HONG KONG, July 9 (Reuters) - Hong Kong’s securities watchdog has warned investment bankers they need to provide “meaningful disclosure” for initial public offerings (IPOs) as the regulator attempts to improve corporate governance.
The Securities and Futures Commission (SFC) said in its inaugural newsletter on listing disclosures that bankers could not just tick the boxes on the same checklist for each IPO.
The SFC’s new sponsor regime requires IPO applications to be substantially complete upon submission and represent a major cultural shift for IPO bankers who were accustomed to filing rushed, incomplete submissions that often bore little resemblance to the final prospectus.
The SFC said IPO submissions had generally improved as a result of its new rules, but said the quality of disclosure remains an issue in some cases.
“Each listing applicant is unique and there can never be a ‘one-size-fits-all’ checklist for the preparation of meaningful disclosure in the listing document,” the SFC said. “An applicant and its sponsor should critically assess what constitutes meaningful disclosure in the applicant’s context rather than taking a mechanical box-ticking approach,” it added.
Hong Kong introduced tighter IPO rules in October last year, putting greater responsibility on banks sponsoring the offers in an effort to improve the quality of IPOs.
A series of auditing scandals have raised questions over the quality of IPO due diligence and undermined investor confidence.
Chinese textile maker Hontex International Holdings Co had its shares suspended in 2010, just three months after listing, when regulators alleged it overstated its financial position in the listing prospectus.
Authorities revoked the licence of the sponsor of the Hontex listing, Mega Capital (Asia), and hit it with a record fine. Hontex had its listing canceled in September 2013.
The new rules come at a critical time for Hong Kong’s IPO market after the Hong Kong stock exchange lost e-commerce giant Alibaba Group Holding Ltd’s IPO to New York, prompting a furious debate over the future of Hong Kong’s status as one of Asia’s major listing destinations.

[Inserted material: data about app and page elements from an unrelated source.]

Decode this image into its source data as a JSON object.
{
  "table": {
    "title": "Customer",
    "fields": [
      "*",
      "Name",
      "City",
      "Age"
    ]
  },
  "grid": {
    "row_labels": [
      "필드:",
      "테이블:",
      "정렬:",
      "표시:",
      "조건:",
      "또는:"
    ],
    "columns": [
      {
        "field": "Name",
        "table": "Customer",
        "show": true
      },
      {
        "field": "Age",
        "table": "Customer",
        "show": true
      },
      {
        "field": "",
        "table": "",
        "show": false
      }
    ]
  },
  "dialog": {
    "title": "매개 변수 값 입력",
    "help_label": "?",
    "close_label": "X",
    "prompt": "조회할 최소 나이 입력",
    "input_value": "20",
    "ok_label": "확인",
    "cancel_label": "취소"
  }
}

The SFC also raised concerns over sloppy company profit warnings, which it said are frequently lacking in clarity and contain no material information. It urged issuers to make more meaningful disclosures containing specific figures.
The SFC also signaled its intent to clamp down on delayed disclosures, warning that the most egregious cases may be referred to the SFC’s enforcement division.
Separately, the Hong Kong Exchanges and Clearing Ltd introduced a new so-called “name and shame” regime in April, under which incomplete applications will be rejected and the banks and issuers submitting such applications will be named publicly and face an eight-week waiting period to refile their documents. (Editing by Denny Thomas and Matt Driskill)